Overall, there are more than 60,000 so-called "black cars"—NYC-speak for a for-hire vehicle that must be summoned by some sort of dispatcher or app—roaming the streets of the five boroughs, according to city data. Uber vehicles make up the largest percentage of that, with around 46,000 of those. There are just 13,687 yellow cabs in the city.
"Ride-hailing apps have gained a huge market share in a short period of time," Evan Rawley, associate professor of management at the Columbia Business School, told the Times. "They have expanded the market, but also stolen share from taxicabs."
Indeed, city data seems to bear that assertion out. Taxis made an average of 336,737 trips per day in November 2016—a 27 percent drop from six years earlier, when yellow cabs averaged 463,701 journeys a day.
In contrast, ride-hailing services in the city racked up roughly 311,000 average daily trips during a similar period. Uber-affiliated cars alone averaged 226,046 trips per day last October; Lyft-affilated vehicles averaged 35,908 daily rides that same month, according to city data. Ride-hailing service Via racked up an average of 21,698 trips per day, while upstart service Juno rang in 20,426, and VW-backed Gett averaged 7,227.
The value of tax medallions, which give drivers the right to drive a yellow cab in the city, has taken a precipitous dive since Uber and its ilk arrived. At the peak of their value in 2014, just before ride-hailing services began to arrive on the scene, an NYC taxi medallion was worth around $1.3 million; today, they are listed for as little as $250,000.

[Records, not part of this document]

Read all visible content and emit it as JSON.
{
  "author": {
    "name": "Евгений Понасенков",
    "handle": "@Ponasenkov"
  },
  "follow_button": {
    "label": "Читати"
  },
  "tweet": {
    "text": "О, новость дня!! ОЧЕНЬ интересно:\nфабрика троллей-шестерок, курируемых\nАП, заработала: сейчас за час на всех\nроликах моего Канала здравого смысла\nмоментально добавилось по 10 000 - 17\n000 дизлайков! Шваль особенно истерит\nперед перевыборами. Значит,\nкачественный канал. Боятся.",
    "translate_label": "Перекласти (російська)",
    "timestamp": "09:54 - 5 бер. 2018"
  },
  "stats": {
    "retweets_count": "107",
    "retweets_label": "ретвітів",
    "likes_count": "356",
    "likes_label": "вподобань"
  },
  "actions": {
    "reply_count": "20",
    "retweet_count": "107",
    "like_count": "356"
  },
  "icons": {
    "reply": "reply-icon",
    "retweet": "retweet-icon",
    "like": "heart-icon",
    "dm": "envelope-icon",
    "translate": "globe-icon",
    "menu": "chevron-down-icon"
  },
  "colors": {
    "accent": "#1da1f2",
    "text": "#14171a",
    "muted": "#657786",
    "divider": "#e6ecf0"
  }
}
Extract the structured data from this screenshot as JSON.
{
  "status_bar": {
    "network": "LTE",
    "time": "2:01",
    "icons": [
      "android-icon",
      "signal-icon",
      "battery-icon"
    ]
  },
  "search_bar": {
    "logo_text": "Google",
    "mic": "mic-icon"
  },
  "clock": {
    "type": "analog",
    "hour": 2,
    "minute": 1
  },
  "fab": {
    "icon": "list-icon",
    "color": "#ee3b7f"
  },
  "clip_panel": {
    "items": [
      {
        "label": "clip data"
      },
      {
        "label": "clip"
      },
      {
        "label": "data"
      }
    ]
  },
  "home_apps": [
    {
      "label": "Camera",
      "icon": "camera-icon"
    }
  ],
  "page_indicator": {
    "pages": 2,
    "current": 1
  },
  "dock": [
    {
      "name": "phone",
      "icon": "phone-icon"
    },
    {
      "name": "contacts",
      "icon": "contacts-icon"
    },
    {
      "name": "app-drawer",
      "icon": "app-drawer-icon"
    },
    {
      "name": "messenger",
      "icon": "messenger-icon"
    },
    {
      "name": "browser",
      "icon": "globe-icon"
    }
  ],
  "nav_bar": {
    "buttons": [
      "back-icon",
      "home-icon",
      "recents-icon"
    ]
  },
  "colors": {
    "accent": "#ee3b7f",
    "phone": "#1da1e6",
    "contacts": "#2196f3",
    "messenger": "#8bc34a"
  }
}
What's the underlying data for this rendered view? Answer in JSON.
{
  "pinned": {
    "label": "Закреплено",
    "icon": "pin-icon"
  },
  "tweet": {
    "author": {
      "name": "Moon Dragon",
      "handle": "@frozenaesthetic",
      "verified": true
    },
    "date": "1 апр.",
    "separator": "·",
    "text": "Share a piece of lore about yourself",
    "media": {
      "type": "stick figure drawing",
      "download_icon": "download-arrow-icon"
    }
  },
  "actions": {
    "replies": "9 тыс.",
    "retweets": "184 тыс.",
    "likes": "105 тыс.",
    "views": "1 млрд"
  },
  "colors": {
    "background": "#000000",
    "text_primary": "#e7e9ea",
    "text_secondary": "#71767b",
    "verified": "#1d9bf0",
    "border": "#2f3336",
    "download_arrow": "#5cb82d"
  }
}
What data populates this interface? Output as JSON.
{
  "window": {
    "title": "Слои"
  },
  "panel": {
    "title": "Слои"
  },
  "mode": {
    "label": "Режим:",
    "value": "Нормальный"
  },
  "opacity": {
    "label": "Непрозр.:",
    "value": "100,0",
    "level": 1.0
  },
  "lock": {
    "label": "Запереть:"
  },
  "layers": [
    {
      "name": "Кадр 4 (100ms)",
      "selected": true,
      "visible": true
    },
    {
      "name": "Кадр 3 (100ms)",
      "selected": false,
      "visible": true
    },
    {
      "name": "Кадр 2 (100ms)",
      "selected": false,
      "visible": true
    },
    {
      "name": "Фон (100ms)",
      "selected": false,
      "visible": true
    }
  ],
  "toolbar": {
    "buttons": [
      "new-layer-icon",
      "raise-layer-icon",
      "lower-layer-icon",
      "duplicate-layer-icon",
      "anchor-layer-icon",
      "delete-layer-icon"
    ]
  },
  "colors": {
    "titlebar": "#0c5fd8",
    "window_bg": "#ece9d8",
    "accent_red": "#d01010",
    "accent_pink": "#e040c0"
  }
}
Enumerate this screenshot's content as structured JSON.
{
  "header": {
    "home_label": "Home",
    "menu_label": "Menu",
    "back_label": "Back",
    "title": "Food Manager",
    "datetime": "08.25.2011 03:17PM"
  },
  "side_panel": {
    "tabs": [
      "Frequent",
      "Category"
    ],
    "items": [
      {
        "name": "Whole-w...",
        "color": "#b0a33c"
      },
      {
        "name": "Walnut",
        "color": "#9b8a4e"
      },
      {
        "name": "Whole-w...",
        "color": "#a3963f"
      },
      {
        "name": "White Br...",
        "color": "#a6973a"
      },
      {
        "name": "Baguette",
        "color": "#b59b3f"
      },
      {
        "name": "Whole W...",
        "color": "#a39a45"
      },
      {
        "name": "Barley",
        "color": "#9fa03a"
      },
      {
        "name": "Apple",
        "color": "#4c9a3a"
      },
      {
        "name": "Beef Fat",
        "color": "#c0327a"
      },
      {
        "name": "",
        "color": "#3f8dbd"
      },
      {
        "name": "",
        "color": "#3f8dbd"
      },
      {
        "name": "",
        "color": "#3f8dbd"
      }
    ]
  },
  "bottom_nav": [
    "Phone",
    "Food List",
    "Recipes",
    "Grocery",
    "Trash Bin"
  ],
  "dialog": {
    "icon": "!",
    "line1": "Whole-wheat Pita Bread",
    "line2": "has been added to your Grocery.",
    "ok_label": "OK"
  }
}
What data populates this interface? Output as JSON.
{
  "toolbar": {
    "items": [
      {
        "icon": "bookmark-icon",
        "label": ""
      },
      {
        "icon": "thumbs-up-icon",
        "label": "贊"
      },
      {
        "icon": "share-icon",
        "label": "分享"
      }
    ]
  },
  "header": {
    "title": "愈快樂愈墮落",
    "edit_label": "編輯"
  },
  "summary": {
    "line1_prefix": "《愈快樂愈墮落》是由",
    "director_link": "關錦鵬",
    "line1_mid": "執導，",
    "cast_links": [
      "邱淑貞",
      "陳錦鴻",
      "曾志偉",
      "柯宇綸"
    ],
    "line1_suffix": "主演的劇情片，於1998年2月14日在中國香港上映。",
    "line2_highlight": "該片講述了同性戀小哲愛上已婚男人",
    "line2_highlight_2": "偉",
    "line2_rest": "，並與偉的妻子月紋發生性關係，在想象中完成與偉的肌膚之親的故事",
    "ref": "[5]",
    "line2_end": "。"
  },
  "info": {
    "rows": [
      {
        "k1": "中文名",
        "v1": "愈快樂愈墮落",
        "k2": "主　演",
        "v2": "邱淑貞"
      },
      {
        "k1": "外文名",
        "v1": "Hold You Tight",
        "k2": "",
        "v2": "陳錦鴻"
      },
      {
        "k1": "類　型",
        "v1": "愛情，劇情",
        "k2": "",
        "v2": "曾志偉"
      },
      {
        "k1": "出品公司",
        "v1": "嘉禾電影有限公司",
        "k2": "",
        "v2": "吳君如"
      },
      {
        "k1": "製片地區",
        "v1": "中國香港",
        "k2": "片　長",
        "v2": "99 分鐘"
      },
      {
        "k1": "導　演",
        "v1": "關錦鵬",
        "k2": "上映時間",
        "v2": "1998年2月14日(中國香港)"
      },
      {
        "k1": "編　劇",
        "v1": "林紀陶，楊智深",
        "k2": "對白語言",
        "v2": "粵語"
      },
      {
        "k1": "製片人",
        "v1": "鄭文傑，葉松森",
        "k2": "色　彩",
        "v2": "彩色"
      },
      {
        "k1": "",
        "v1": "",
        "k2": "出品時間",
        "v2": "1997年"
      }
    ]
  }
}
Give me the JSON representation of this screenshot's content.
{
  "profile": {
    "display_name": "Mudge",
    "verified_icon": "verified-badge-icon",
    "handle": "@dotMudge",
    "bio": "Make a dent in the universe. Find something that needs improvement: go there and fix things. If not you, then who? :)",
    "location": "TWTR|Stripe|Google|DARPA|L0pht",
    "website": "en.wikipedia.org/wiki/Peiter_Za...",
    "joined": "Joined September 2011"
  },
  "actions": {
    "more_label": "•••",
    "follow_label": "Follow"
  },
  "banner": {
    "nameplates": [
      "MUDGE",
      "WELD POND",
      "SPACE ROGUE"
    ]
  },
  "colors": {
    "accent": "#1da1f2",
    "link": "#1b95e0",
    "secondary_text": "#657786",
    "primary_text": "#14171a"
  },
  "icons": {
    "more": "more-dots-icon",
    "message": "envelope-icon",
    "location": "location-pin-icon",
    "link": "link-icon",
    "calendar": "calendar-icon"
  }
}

In the face of this futuristic threat, at least some of New York's taxi industry is hoping to stick around through nostalgia power. "Uber is the same everywhere — there is nothing ‘New York’ about them — kind of like McDonald’s or Starbucks," Metropolitan Taxicab Board of Trade spokesperson Michael Woloz told the Times. "But yellow taxis are unique to New York City and, while maybe a little retro, they are as vital and soulful as ever.”